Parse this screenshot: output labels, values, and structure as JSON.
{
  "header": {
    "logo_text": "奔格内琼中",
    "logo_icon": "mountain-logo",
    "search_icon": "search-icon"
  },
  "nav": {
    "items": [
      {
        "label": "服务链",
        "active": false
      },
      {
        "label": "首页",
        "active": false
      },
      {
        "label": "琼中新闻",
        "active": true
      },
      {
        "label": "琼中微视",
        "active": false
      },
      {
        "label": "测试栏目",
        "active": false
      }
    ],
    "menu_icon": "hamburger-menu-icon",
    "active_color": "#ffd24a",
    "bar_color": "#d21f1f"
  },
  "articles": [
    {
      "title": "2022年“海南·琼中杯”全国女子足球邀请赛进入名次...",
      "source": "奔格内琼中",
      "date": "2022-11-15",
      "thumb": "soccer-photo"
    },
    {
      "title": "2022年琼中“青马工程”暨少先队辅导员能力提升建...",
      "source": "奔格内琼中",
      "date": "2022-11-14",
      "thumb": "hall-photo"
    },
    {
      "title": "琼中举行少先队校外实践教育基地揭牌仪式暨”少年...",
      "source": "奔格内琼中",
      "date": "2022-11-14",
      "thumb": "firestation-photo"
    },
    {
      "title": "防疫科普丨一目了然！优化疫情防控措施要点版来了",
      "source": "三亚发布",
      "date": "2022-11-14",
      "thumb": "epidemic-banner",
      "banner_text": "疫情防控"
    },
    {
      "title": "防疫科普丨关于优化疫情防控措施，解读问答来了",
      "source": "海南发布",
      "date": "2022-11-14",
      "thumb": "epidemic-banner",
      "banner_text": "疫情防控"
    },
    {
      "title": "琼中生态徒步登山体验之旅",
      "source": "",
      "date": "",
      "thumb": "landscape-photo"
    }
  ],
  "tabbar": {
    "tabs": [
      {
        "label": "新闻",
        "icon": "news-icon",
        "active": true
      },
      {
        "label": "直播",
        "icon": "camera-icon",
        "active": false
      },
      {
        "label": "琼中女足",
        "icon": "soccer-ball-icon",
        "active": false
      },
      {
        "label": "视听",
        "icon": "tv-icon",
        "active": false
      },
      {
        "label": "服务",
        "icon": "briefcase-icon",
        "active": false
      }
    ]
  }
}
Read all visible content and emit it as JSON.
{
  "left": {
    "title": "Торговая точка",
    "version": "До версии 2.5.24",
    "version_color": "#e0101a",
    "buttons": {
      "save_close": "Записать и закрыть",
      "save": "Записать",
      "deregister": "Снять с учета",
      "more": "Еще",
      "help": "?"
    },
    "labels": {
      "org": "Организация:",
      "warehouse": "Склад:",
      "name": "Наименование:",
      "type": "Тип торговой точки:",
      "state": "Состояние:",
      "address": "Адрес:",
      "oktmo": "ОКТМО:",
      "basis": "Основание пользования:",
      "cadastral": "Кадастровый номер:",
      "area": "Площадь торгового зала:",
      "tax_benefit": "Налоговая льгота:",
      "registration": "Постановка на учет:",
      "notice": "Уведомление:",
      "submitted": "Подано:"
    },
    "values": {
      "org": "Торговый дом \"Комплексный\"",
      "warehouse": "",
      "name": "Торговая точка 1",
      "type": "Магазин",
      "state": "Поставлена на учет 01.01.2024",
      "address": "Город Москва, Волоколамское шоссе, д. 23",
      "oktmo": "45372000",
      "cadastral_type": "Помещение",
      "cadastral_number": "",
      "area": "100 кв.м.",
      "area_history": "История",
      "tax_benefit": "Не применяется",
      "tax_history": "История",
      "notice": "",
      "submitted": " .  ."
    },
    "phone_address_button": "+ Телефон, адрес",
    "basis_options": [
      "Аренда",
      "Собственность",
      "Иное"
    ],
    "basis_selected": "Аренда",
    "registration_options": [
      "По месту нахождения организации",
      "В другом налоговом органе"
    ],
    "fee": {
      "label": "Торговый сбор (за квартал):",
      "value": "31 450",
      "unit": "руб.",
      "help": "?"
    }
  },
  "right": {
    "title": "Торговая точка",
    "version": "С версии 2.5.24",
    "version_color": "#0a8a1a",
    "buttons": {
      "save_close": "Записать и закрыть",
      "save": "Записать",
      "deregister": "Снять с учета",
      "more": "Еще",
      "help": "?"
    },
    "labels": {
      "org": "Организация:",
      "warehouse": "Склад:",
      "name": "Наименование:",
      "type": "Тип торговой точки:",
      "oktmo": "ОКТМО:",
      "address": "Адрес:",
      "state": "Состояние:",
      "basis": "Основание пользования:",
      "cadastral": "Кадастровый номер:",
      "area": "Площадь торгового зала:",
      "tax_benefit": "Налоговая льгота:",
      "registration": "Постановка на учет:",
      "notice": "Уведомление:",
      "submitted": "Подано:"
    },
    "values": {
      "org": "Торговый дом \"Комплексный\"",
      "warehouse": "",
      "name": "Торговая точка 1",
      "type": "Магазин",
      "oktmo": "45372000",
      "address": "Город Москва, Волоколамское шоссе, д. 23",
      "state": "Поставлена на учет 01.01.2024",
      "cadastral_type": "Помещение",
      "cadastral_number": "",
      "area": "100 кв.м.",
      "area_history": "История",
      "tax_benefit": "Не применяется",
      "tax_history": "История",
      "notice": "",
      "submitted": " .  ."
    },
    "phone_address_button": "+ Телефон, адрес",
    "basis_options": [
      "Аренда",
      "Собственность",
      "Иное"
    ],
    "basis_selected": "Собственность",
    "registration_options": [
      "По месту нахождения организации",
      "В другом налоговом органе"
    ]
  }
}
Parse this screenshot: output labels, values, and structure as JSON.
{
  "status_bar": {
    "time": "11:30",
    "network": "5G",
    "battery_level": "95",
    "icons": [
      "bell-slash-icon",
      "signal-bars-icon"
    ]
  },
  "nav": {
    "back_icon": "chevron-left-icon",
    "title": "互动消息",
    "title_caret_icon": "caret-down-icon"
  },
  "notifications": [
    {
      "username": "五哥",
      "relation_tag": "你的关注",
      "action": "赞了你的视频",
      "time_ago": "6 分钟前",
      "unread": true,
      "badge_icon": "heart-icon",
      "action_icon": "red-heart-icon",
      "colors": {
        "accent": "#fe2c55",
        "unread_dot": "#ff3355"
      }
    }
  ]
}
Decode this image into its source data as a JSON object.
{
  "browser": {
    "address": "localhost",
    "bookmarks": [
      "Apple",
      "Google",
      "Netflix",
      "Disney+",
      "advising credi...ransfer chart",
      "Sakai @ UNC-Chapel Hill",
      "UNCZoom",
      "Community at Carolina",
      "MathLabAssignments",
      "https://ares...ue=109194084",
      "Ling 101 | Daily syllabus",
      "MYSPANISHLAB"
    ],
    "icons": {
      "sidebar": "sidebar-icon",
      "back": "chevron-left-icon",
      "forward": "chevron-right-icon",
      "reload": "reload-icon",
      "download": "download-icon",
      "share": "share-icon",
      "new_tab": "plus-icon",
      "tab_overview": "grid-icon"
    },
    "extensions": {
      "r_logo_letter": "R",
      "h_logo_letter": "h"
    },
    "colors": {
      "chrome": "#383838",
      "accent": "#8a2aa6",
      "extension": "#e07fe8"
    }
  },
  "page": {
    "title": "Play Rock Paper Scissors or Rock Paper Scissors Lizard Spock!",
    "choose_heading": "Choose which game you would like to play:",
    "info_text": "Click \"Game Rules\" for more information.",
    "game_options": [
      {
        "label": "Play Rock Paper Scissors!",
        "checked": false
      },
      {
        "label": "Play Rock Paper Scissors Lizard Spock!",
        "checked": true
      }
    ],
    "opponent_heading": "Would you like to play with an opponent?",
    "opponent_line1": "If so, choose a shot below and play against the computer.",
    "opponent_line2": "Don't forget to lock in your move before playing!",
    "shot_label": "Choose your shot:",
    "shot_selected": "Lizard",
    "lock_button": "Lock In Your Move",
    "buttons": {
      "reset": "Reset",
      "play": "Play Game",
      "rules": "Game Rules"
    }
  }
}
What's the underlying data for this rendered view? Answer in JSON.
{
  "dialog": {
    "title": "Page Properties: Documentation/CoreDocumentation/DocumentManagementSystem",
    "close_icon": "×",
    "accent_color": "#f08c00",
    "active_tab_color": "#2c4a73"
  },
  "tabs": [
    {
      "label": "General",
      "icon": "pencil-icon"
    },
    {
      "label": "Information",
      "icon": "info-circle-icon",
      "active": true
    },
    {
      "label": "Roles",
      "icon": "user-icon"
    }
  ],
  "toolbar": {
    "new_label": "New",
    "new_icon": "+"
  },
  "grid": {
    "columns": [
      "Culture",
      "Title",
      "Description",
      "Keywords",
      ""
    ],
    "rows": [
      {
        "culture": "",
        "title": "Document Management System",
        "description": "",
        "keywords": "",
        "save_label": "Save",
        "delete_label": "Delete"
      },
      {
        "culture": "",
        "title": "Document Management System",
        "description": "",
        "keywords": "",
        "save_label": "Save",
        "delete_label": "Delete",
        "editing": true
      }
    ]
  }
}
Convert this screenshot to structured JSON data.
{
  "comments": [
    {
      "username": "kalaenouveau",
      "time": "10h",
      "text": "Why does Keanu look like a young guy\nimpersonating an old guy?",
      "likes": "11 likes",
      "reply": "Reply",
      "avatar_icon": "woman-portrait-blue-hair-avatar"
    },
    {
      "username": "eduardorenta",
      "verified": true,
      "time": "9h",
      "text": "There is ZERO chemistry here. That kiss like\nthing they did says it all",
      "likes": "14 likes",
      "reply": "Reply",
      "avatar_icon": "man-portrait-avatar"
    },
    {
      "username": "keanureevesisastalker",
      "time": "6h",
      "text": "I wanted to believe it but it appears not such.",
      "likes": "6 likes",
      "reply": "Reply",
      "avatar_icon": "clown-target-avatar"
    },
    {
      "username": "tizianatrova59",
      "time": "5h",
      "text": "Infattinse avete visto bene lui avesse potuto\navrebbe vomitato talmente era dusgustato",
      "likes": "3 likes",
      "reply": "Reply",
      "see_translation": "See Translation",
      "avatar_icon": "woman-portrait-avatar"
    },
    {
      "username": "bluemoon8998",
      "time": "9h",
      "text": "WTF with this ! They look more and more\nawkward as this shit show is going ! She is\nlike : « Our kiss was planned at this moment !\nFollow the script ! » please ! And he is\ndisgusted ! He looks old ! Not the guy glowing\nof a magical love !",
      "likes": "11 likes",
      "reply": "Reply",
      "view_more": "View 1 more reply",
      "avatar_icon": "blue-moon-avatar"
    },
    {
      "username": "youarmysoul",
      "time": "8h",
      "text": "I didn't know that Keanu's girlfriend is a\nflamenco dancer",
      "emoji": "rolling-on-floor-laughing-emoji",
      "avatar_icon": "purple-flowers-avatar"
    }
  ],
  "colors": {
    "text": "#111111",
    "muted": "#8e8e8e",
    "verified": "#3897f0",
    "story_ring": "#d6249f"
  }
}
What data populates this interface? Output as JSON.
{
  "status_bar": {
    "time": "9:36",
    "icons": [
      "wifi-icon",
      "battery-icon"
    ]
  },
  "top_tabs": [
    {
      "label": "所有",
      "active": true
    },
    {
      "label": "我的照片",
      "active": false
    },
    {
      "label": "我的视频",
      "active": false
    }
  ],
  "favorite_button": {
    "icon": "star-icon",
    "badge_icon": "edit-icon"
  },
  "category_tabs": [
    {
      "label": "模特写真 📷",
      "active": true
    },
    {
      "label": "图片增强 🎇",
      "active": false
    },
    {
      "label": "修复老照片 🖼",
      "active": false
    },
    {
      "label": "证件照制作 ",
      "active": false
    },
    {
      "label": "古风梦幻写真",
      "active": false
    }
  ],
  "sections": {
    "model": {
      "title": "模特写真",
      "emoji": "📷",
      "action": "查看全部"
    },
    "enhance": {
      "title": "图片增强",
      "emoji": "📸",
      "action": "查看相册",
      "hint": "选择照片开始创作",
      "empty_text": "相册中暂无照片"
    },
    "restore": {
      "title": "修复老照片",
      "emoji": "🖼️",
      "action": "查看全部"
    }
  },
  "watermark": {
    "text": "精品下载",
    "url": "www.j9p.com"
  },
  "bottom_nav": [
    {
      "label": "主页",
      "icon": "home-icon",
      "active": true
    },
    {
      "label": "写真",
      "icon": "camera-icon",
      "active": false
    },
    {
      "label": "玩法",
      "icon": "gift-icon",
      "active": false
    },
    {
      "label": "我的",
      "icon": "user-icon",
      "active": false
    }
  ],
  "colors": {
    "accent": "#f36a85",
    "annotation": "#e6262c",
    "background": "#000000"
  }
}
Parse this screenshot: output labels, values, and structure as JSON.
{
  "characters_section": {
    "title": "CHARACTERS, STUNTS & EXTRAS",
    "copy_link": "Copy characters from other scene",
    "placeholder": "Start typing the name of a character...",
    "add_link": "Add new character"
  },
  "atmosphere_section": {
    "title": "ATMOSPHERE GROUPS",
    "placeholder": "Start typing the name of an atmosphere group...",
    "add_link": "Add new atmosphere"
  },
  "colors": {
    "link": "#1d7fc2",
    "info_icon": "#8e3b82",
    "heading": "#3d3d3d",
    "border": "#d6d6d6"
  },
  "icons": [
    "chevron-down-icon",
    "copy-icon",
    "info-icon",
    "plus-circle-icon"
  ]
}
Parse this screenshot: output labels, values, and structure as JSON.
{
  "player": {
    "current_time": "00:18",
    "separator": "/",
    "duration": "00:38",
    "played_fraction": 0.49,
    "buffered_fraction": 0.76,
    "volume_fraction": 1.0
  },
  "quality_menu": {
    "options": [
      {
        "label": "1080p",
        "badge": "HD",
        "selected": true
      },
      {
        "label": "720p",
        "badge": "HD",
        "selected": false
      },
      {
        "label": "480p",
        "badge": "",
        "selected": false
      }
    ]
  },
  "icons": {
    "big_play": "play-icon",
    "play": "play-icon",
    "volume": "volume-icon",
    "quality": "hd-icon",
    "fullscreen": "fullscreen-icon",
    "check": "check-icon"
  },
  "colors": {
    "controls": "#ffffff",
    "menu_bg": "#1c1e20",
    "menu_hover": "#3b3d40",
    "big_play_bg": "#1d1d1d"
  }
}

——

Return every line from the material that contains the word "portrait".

      "avatar_icon": "woman-portrait-blue-hair-avatar"
      "avatar_icon": "man-portrait-avatar"
      "avatar_icon": "woman-portrait-avatar"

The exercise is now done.